It’s probably safe to assume that if you’re considering a holiday to either Canada or Alaska, national parks will play a huge role in your final itinerary. In fact, there are 46 national parks in Canada alone – all with their own spectacular scenery – and while it might be hard to get to each and every one of them during your travels, you can definitely tackle the major ones.
Topping the list of ‘national parks you simply have to see’ is Banff. Featuring sites like Lake Louise (a picture-perfect turquoise lake that’s graced magazine covers and postcards the world over), the Basin National Historic Site, and the Banff Upper Hot Springs, you might never want to leave.

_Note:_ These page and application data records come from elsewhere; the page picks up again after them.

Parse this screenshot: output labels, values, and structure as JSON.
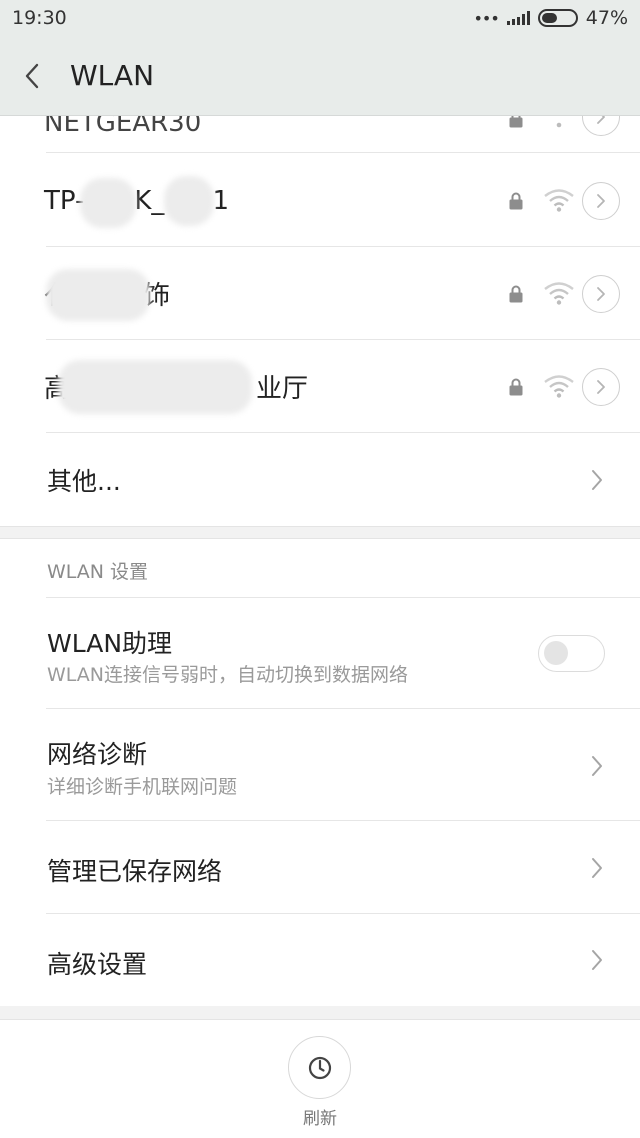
{
  "status_bar": {
    "time": "19:30",
    "dots": "•••",
    "battery": "47%",
    "battery_level": 0.47
  },
  "header": {
    "title": "WLAN",
    "back_icon": "chevron-left-icon"
  },
  "networks": [
    {
      "name": "NETGEAR30",
      "secured": true,
      "partially_visible": true
    },
    {
      "name_prefix": "TP-",
      "name_mid": "K_",
      "name_suffix": "1",
      "secured": true
    },
    {
      "name_prefix": "亻",
      "name_suffix": "饰",
      "secured": true
    },
    {
      "name_prefix": "高",
      "name_suffix": "业厅",
      "secured": true
    }
  ],
  "other": {
    "label": "其他..."
  },
  "settings_section": {
    "title": "WLAN 设置",
    "assistant": {
      "title": "WLAN助理",
      "subtitle": "WLAN连接信号弱时，自动切换到数据网络",
      "enabled": false
    },
    "diagnose": {
      "title": "网络诊断",
      "subtitle": "详细诊断手机联网问题"
    },
    "saved_networks": {
      "title": "管理已保存网络"
    },
    "advanced": {
      "title": "高级设置"
    }
  },
  "bottom": {
    "refresh_label": "刷新",
    "refresh_icon": "power-refresh-icon"
  },
  "colors": {
    "header_bg": "#e8ecea",
    "divider": "#e6e6e6",
    "icon_grey": "#9b9b9b"
  }
}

When it comes to Alaskan national parks, it’s more quality over quantity but if this northwest state knows how to do anything right, it’s big expanses of wilderness filled with awe-inspiring natural wonders. From the Bering Land Bridge National Preserve with its remoteness and rich history to Denali National Park with its impressive peak and legendary wildlife, it’s easy to spend your entire trip in the great outdoors.
Narwhals, wolves, and polar bears – oh my! These animals are just a small selection of the incredibly diverse wildlife that can be spotted around Canada from the Northwest Passage in Nunavut to Churchill in Manitoba. This country’s many national parks are also great for black and grizzly bear spotting, especially when they come out of hibernation during the warmer months.
Some other notable animals you’ll likely see out and about during your travels are elk, moose, mountain goats, caribou, beluga whales, bison, and walruses. In fact, you’ll probably see so many different species that it’d be worth starting your own Canadian animal bingo card.
With massive plains of untamed wilderness, it makes sense that Alaska is crawling with interesting animals you don’t even have to search for – seriously, they’re everywhere. From the symbolic bald eagle soaring the skies above Denali National Park to the powerful grizzly bear lumbering through the brush of Fjords National Park, spotting Alaska’s wildlife is easier than you think.
The same goes for the animals who live below the sea’s surface with humpback whales, orcas, and sea otters all gracing the waters around Seward, Resurrection Bay, and Prince William Sound (among other destinations). If you want to get as close to these magical sea creatures as you can opt for one of several whale-watching tours in each region (your camera roll will thank you for it).
It can be hard to separate both Canada and Alaska sometimes…so we’re not even going to try. With their enchanting landscapes (to be enjoyed in summer and winter), bustling cities and quaint towns, outstanding national parks, and native animals, it’s too hard to call a winner. So, this destination comparison is a draw.